Search the records for the string "Commons". Copy each line where it occurs.

── Records supplied ──

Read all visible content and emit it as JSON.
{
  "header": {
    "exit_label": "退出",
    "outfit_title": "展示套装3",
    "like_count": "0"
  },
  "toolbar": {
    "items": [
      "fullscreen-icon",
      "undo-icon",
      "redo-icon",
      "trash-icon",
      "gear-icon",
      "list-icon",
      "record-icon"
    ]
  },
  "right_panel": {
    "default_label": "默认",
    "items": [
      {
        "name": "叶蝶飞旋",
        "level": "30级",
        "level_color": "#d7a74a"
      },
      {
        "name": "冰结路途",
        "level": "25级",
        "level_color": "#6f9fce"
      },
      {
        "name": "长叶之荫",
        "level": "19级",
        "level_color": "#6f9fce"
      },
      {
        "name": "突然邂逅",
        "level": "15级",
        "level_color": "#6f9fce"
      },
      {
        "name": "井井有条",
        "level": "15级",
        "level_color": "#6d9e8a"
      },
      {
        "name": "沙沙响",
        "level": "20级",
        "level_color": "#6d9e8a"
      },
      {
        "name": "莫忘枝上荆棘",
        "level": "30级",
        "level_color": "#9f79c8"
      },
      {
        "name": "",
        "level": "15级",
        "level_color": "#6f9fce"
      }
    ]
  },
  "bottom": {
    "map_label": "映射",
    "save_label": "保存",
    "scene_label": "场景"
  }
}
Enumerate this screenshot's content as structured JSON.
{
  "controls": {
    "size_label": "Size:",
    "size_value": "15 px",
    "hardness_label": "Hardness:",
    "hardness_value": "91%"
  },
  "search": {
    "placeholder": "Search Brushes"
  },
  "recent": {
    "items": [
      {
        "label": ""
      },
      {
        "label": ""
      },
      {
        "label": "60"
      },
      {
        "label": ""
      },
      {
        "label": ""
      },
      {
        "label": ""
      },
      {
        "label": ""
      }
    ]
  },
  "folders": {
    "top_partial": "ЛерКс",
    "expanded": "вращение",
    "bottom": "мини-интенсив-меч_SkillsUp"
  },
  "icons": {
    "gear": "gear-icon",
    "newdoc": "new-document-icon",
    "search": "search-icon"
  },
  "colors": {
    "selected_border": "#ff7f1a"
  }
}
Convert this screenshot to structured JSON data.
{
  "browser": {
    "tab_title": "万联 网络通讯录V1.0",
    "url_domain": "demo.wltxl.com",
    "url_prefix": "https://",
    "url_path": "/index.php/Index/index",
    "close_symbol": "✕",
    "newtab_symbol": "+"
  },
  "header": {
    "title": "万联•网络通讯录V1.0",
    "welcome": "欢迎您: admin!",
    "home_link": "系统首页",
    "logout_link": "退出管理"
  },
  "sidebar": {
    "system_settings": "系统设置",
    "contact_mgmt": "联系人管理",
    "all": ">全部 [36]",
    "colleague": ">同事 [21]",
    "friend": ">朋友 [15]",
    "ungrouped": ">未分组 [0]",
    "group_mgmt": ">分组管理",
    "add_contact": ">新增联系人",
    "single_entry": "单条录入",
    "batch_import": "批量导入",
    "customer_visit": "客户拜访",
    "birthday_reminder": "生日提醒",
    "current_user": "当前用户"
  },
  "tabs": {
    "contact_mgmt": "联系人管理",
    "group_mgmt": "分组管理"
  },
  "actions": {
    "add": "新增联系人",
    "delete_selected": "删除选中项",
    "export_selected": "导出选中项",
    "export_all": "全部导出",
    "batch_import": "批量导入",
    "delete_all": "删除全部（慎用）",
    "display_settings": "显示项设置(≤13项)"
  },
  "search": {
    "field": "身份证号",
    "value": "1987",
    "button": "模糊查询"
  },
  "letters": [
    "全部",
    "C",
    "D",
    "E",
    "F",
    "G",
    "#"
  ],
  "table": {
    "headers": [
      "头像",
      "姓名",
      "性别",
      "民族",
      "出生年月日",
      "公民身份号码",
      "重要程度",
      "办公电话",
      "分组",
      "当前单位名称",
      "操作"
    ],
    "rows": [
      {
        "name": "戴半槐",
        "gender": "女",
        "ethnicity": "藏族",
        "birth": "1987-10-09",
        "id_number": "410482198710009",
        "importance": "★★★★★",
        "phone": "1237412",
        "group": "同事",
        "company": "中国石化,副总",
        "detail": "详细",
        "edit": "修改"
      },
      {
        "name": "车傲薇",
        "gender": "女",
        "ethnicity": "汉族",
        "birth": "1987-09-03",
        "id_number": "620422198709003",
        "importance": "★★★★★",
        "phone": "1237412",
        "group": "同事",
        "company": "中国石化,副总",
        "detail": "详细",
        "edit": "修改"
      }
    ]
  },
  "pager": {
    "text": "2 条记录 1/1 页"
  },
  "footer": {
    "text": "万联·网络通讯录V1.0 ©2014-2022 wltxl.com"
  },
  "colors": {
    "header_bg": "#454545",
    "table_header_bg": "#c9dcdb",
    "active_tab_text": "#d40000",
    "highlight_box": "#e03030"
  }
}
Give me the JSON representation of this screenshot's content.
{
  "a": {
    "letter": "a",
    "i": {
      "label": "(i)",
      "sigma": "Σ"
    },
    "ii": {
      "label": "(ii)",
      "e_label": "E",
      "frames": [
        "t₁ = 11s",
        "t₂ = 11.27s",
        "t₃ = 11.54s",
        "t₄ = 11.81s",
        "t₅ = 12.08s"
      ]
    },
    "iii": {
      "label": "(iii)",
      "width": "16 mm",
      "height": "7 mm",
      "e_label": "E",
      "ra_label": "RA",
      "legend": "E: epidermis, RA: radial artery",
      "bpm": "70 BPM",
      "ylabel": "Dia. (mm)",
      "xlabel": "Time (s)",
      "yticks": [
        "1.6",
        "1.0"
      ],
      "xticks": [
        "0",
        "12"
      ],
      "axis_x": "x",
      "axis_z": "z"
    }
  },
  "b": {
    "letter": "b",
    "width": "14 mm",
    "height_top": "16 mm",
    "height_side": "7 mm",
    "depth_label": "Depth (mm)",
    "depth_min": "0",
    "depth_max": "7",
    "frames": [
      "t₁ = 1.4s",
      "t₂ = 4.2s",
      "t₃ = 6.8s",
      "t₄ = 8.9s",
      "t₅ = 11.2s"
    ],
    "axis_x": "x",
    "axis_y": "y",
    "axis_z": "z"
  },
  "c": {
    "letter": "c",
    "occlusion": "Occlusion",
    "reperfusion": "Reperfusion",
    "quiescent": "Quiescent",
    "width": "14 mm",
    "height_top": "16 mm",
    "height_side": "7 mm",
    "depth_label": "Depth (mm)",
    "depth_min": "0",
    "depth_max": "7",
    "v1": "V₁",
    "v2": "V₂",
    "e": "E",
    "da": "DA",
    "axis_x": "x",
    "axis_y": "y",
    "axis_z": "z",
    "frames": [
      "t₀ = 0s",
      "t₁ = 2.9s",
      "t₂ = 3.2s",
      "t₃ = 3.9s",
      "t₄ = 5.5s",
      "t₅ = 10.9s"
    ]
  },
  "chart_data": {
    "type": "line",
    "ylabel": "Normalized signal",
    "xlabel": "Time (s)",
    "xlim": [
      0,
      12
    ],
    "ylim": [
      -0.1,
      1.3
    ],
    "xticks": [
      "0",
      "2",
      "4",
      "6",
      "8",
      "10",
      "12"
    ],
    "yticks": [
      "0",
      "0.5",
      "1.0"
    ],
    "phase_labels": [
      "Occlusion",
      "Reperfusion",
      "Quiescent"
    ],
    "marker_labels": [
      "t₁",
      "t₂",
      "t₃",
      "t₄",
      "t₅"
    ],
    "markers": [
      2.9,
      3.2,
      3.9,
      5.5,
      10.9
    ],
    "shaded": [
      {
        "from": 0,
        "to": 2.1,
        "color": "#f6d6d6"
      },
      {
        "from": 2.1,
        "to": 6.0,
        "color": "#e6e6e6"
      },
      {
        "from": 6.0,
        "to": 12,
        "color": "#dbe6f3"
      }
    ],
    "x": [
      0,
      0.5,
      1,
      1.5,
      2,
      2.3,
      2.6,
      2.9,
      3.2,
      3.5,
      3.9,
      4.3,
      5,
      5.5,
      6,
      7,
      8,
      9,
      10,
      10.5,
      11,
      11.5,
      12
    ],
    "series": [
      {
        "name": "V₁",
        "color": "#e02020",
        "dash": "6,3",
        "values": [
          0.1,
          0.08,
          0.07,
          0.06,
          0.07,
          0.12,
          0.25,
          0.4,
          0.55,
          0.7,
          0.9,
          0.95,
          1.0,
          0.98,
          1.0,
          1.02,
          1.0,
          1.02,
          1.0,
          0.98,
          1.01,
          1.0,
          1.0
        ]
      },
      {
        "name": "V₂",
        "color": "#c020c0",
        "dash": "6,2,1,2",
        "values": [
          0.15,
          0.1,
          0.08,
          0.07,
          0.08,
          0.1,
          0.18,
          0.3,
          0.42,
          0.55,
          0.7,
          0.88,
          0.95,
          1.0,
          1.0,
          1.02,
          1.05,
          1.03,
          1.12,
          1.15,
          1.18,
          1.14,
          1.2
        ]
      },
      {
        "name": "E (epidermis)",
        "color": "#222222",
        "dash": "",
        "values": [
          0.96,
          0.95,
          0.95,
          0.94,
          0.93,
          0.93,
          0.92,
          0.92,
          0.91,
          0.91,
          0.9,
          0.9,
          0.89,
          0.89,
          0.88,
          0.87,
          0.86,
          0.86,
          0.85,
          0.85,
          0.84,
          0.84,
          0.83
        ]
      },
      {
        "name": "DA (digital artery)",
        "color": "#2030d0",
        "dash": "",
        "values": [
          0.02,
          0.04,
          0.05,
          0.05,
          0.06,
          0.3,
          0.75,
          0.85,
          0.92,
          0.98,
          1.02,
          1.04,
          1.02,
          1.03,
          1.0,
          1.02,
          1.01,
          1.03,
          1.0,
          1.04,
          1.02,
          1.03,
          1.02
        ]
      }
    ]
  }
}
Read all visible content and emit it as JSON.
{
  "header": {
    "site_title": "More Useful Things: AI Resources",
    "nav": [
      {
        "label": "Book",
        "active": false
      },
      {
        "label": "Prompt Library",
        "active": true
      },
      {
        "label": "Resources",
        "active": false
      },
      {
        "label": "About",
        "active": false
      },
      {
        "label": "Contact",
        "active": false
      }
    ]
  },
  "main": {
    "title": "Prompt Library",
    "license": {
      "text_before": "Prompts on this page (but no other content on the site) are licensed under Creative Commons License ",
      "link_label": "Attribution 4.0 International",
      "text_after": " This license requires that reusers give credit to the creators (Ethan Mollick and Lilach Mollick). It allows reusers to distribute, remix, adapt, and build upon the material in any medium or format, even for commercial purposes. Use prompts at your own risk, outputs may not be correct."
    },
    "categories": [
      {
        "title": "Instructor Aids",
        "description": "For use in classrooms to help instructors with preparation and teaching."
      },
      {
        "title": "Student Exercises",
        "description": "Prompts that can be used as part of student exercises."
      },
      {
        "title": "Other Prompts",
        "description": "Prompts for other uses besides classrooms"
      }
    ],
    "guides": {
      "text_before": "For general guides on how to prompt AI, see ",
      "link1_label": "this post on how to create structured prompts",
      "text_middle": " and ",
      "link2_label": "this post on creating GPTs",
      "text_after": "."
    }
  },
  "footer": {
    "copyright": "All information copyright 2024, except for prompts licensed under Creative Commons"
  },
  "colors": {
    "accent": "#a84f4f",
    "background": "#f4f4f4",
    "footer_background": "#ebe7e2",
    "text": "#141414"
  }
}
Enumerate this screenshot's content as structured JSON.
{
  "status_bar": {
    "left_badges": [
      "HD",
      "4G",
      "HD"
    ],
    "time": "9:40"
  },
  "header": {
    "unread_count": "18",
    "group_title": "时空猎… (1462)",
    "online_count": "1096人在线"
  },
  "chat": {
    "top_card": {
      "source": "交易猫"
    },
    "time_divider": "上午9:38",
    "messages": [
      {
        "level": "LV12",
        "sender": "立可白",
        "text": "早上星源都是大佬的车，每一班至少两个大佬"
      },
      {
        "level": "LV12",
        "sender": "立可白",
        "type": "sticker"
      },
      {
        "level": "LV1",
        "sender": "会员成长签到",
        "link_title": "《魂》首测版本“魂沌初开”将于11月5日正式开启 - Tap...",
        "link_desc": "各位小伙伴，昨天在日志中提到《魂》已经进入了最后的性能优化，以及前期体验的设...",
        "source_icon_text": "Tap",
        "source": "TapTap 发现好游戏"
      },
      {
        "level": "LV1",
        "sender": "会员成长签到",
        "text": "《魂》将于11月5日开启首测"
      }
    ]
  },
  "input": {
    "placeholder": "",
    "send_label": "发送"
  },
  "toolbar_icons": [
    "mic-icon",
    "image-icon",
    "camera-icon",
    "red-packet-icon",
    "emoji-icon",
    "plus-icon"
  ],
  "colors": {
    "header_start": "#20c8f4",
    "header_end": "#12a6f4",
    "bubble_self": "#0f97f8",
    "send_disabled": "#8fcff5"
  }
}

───

-- Response to this task --
      "text_before": "Prompts on this page (but no other content on the site) are licensed under Creative Commons License ",
    "copyright": "All information copyright 2024, except for prompts licensed under Creative Commons"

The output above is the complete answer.